Items from an interface collection
━━━━
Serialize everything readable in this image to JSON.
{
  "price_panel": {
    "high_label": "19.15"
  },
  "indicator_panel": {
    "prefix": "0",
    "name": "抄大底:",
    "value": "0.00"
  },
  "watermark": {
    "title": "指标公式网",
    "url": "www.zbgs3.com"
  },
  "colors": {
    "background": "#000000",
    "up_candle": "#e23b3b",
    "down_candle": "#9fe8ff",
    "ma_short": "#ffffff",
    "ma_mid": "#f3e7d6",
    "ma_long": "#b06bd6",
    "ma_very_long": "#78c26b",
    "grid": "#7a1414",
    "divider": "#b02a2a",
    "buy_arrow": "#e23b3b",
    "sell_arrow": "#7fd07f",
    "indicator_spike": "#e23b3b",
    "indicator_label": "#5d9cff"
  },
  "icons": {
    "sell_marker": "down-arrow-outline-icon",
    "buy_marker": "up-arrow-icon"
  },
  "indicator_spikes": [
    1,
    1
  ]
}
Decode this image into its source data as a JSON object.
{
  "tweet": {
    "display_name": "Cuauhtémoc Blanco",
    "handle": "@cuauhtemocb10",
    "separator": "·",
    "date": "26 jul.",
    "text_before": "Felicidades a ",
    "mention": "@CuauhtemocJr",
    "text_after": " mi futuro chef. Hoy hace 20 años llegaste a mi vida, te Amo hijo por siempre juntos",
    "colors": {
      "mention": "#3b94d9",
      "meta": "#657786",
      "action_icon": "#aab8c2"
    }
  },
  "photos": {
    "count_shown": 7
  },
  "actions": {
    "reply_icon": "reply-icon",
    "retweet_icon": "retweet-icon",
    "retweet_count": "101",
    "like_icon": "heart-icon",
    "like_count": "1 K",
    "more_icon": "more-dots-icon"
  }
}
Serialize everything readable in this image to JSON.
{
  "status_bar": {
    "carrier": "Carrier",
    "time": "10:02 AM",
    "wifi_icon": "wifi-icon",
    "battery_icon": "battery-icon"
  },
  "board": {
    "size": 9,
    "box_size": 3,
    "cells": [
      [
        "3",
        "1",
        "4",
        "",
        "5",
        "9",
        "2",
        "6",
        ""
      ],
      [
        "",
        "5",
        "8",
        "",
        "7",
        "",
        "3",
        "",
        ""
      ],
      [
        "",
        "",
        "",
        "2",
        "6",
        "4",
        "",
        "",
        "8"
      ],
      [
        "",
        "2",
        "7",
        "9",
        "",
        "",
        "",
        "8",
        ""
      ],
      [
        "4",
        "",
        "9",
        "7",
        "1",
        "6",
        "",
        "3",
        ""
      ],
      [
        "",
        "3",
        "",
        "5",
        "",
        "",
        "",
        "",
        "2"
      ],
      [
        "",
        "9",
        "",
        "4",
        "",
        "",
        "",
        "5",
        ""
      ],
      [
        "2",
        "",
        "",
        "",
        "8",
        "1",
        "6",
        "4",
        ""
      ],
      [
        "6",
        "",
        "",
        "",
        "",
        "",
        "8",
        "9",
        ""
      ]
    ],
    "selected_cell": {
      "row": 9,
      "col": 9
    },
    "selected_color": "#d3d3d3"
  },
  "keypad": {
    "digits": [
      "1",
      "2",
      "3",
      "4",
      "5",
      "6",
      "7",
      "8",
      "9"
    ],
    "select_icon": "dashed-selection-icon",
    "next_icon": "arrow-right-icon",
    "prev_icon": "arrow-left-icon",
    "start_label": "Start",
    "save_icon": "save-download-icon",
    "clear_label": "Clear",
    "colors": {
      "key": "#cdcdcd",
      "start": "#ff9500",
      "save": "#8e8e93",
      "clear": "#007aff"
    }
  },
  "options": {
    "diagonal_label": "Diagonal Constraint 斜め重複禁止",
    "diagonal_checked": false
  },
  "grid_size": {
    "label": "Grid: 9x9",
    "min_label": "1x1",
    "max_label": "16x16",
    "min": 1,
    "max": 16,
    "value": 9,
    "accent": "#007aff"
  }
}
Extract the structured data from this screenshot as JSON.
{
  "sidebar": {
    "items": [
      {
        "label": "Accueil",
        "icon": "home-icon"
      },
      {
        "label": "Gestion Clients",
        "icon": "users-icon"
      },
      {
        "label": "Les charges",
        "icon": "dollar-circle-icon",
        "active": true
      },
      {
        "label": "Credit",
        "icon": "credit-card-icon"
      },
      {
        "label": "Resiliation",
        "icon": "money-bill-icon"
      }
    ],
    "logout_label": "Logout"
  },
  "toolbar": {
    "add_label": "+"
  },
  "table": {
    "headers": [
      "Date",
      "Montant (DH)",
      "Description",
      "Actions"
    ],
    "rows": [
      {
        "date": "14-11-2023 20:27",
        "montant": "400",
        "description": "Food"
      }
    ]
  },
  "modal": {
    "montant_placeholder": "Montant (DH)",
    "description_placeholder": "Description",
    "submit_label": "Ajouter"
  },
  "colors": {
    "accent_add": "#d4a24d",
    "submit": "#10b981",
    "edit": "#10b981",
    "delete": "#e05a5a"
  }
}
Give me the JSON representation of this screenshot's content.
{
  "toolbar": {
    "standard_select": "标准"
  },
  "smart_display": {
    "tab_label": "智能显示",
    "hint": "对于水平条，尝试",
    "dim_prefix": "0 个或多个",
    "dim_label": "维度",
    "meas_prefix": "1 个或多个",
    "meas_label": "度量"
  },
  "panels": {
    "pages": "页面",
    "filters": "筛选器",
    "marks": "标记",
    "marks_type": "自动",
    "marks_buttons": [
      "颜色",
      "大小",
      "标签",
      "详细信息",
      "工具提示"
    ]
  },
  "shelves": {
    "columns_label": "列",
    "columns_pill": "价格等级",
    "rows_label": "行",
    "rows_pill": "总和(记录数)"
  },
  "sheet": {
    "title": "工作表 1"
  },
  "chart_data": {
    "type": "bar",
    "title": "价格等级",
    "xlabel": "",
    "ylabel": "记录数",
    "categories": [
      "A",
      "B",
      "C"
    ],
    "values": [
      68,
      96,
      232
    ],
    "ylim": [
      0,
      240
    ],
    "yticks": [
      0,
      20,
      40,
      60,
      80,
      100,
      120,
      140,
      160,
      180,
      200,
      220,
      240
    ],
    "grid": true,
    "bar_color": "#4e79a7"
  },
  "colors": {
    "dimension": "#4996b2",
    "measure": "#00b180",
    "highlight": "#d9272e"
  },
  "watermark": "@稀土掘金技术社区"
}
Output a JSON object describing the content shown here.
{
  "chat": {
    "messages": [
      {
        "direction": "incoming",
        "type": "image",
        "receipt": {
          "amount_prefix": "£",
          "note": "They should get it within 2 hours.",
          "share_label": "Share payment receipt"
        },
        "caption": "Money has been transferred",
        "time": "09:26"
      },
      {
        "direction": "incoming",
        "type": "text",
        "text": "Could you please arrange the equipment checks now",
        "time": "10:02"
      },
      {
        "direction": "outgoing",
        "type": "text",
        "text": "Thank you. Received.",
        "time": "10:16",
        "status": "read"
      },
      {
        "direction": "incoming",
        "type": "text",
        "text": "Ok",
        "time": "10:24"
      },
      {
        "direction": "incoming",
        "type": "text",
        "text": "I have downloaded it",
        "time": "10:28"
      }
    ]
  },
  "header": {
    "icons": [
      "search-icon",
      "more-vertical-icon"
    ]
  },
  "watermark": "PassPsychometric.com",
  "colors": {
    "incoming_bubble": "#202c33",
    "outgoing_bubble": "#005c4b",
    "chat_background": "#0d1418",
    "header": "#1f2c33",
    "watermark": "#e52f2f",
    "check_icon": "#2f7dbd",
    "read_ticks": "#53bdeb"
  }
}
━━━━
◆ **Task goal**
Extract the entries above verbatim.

◆ **Result of this task**
Serialize everything readable in this image to JSON.
{
  "price_panel": {
    "high_label": "19.15"
  },
  "indicator_panel": {
    "prefix": "0",
    "name": "抄大底:",
    "value": "0.00"
  },
  "watermark": {
    "title": "指标公式网",
    "url": "www.zbgs3.com"
  },
  "colors": {
    "background": "#000000",
    "up_candle": "#e23b3b",
    "down_candle": "#9fe8ff",
    "ma_short": "#ffffff",
    "ma_mid": "#f3e7d6",
    "ma_long": "#b06bd6",
    "ma_very_long": "#78c26b",
    "grid": "#7a1414",
    "divider": "#b02a2a",
    "buy_arrow": "#e23b3b",
    "sell_arrow": "#7fd07f",
    "indicator_spike": "#e23b3b",
    "indicator_label": "#5d9cff"
  },
  "icons": {
    "sell_marker": "down-arrow-outline-icon",
    "buy_marker": "up-arrow-icon"
  },
  "indicator_spikes": [
    1,
    1
  ]
}
Decode this image into its source data as a JSON object.
{
  "tweet": {
    "display_name": "Cuauhtémoc Blanco",
    "handle": "@cuauhtemocb10",
    "separator": "·",
    "date": "26 jul.",
    "text_before": "Felicidades a ",
    "mention": "@CuauhtemocJr",
    "text_after": " mi futuro chef. Hoy hace 20 años llegaste a mi vida, te Amo hijo por siempre juntos",
    "colors": {
      "mention": "#3b94d9",
      "meta": "#657786",
      "action_icon": "#aab8c2"
    }
  },
  "photos": {
    "count_shown": 7
  },
  "actions": {
    "reply_icon": "reply-icon",
    "retweet_icon": "retweet-icon",
    "retweet_count": "101",
    "like_icon": "heart-icon",
    "like_count": "1 K",
    "more_icon": "more-dots-icon"
  }
}
Serialize everything readable in this image to JSON.
{
  "status_bar": {
    "carrier": "Carrier",
    "time": "10:02 AM",
    "wifi_icon": "wifi-icon",
    "battery_icon": "battery-icon"
  },
  "board": {
    "size": 9,
    "box_size": 3,
    "cells": [
      [
        "3",
        "1",
        "4",
        "",
        "5",
        "9",
        "2",
        "6",
        ""
      ],
      [
        "",
        "5",
        "8",
        "",
        "7",
        "",
        "3",
        "",
        ""
      ],
      [
        "",
        "",
        "",
        "2",
        "6",
        "4",
        "",
        "",
        "8"
      ],
      [
        "",
        "2",
        "7",
        "9",
        "",
        "",
        "",
        "8",
        ""
      ],
      [
        "4",
        "",
        "9",
        "7",
        "1",
        "6",
        "",
        "3",
        ""
      ],
      [
        "",
        "3",
        "",
        "5",
        "",
        "",
        "",
        "",
        "2"
      ],
      [
        "",
        "9",
        "",
        "4",
        "",
        "",
        "",
        "5",
        ""
      ],
      [
        "2",
        "",
        "",
        "",
        "8",
        "1",
        "6",
        "4",
        ""
      ],
      [
        "6",
        "",
        "",
        "",
        "",
        "",
        "8",
        "9",
        ""
      ]
    ],
    "selected_cell": {
      "row": 9,
      "col": 9
    },
    "selected_color": "#d3d3d3"
  },
  "keypad": {
    "digits": [
      "1",
      "2",
      "3",
      "4",
      "5",
      "6",
      "7",
      "8",
      "9"
    ],
    "select_icon": "dashed-selection-icon",
    "next_icon": "arrow-right-icon",
    "prev_icon": "arrow-left-icon",
    "start_label": "Start",
    "save_icon": "save-download-icon",
    "clear_label": "Clear",
    "colors": {
      "key": "#cdcdcd",
      "start": "#ff9500",
      "save": "#8e8e93",
      "clear": "#007aff"
    }
  },
  "options": {
    "diagonal_label": "Diagonal Constraint 斜め重複禁止",
    "diagonal_checked": false
  },
  "grid_size": {
    "label": "Grid: 9x9",
    "min_label": "1x1",
    "max_label": "16x16",
    "min": 1,
    "max": 16,
    "value": 9,
    "accent": "#007aff"
  }
}
Extract the structured data from this screenshot as JSON.
{
  "sidebar": {
    "items": [
      {
        "label": "Accueil",
        "icon": "home-icon"
      },
      {
        "label": "Gestion Clients",
        "icon": "users-icon"
      },
      {
        "label": "Les charges",
        "icon": "dollar-circle-icon",
        "active": true
      },
      {
        "label": "Credit",
        "icon": "credit-card-icon"
      },
      {
        "label": "Resiliation",
        "icon": "money-bill-icon"
      }
    ],
    "logout_label": "Logout"
  },
  "toolbar": {
    "add_label": "+"
  },
  "table": {
    "headers": [
      "Date",
      "Montant (DH)",
      "Description",
      "Actions"
    ],
    "rows": [
      {
        "date": "14-11-2023 20:27",
        "montant": "400",
        "description": "Food"
      }
    ]
  },
  "modal": {
    "montant_placeholder": "Montant (DH)",
    "description_placeholder": "Description",
    "submit_label": "Ajouter"
  },
  "colors": {
    "accent_add": "#d4a24d",
    "submit": "#10b981",
    "edit": "#10b981",
    "delete": "#e05a5a"
  }
}
Give me the JSON representation of this screenshot's content.
{
  "toolbar": {
    "standard_select": "标准"
  },
  "smart_display": {
    "tab_label": "智能显示",
    "hint": "对于水平条，尝试",
    "dim_prefix": "0 个或多个",
    "dim_label": "维度",
    "meas_prefix": "1 个或多个",
    "meas_label": "度量"
  },
  "panels": {
    "pages": "页面",
    "filters": "筛选器",
    "marks": "标记",
    "marks_type": "自动",
    "marks_buttons": [
      "颜色",
      "大小",
      "标签",
      "详细信息",
      "工具提示"
    ]
  },
  "shelves": {
    "columns_label": "列",
    "columns_pill": "价格等级",
    "rows_label": "行",
    "rows_pill": "总和(记录数)"
  },
  "sheet": {
    "title": "工作表 1"
  },
  "chart_data": {
    "type": "bar",
    "title": "价格等级",
    "xlabel": "",
    "ylabel": "记录数",
    "categories": [
      "A",
      "B",
      "C"
    ],
    "values": [
      68,
      96,
      232
    ],
    "ylim": [
      0,
      240
    ],
    "yticks": [
      0,
      20,
      40,
      60,
      80,
      100,
      120,
      140,
      160,
      180,
      200,
      220,
      240
    ],
    "grid": true,
    "bar_color": "#4e79a7"
  },
  "colors": {
    "dimension": "#4996b2",
    "measure": "#00b180",
    "highlight": "#d9272e"
  },
  "watermark": "@稀土掘金技术社区"
}
Output a JSON object describing the content shown here.
{
  "chat": {
    "messages": [
      {
        "direction": "incoming",
        "type": "image",
        "receipt": {
          "amount_prefix": "£",
          "note": "They should get it within 2 hours.",
          "share_label": "Share payment receipt"
        },
        "caption": "Money has been transferred",
        "time": "09:26"
      },
      {
        "direction": "incoming",
        "type": "text",
        "text": "Could you please arrange the equipment checks now",
        "time": "10:02"
      },
      {
        "direction": "outgoing",
        "type": "text",
        "text": "Thank you. Received.",
        "time": "10:16",
        "status": "read"
      },
      {
        "direction": "incoming",
        "type": "text",
        "text": "Ok",
        "time": "10:24"
      },
      {
        "direction": "incoming",
        "type": "text",
        "text": "I have downloaded it",
        "time": "10:28"
      }
    ]
  },
  "header": {
    "icons": [
      "search-icon",
      "more-vertical-icon"
    ]
  },
  "watermark": "PassPsychometric.com",
  "colors": {
    "incoming_bubble": "#202c33",
    "outgoing_bubble": "#005c4b",
    "chat_background": "#0d1418",
    "header": "#1f2c33",
    "watermark": "#e52f2f",
    "check_icon": "#2f7dbd",
    "read_ticks": "#53bdeb"
  }
}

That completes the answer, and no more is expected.